Here's something that will raise your blood pressure
The apelin receptor (APJ) has been presumed to play an important role in the contraction of blood vessels involved in blood pressure regulation.

New strategy for treating high blood pressure
The key to treating blood pressure might lie in people who are 'resistant' to developing high blood pressure even when they eat high salt diets, shows new research published today in Experimental Physiology.

Arm cuff blood pressure measurements may fall short for predicting heart disease risk in some people with resistant high blood pressure
A measurement of central blood pressure in people with difficult-to-treat high blood pressure could help reduce risk of heart disease better than traditional arm cuff readings for some patients, according to preliminary research presented at the American Heart Association's Hypertension 2019 Scientific Sessions.

Heating pads may lower blood pressure in people with high blood pressure when lying down
In people with supine hypertension due to autonomic failure, a condition that increases blood pressure when lying down, overnight heat therapy significantly decreased systolic blood pressure compared to a placebo.

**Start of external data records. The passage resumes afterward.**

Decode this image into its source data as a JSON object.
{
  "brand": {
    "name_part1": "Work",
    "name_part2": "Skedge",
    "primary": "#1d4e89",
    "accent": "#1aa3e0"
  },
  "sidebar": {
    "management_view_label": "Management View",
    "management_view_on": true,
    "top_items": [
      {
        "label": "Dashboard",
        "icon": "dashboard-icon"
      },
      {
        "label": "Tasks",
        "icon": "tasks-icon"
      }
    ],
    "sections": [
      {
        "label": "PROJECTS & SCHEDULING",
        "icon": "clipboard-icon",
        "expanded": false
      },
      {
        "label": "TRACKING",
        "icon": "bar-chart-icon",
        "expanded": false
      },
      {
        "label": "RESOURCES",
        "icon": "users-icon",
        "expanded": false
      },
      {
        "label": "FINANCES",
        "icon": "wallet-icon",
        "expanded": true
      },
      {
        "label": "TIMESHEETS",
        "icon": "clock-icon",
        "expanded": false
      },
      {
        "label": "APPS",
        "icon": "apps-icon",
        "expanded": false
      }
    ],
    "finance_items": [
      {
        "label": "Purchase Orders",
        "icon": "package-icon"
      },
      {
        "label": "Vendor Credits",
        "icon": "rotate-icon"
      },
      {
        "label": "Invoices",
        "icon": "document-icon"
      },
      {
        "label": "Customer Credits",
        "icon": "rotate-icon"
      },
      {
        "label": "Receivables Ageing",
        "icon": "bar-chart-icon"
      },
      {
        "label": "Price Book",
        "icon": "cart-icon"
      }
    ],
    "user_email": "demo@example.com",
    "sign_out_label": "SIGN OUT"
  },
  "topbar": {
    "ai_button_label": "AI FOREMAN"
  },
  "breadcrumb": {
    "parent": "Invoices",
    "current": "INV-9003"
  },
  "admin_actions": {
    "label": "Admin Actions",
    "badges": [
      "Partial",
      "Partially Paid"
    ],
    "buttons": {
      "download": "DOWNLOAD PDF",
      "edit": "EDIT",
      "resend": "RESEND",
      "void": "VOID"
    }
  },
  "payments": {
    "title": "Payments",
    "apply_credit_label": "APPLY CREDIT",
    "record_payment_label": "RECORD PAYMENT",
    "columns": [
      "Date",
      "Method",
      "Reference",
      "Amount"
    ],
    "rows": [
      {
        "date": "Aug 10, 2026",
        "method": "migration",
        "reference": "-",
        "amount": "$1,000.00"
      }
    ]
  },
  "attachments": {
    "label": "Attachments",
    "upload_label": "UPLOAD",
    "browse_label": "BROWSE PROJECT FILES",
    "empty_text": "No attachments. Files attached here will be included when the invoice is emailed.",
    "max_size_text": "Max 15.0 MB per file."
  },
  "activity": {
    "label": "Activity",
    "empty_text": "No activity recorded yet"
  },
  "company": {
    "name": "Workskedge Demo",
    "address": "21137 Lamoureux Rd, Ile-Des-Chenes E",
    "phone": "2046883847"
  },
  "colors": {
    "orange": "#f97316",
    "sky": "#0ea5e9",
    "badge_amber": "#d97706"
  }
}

Read More: Blood Pressure News and Blood Pressure Current Events
Brightsurf.com is a participant in the Amazon Services LLC Associates Program, an affiliate advertising program designed to provide a means for sites to earn advertising fees by advertising and linking to Amazon.com.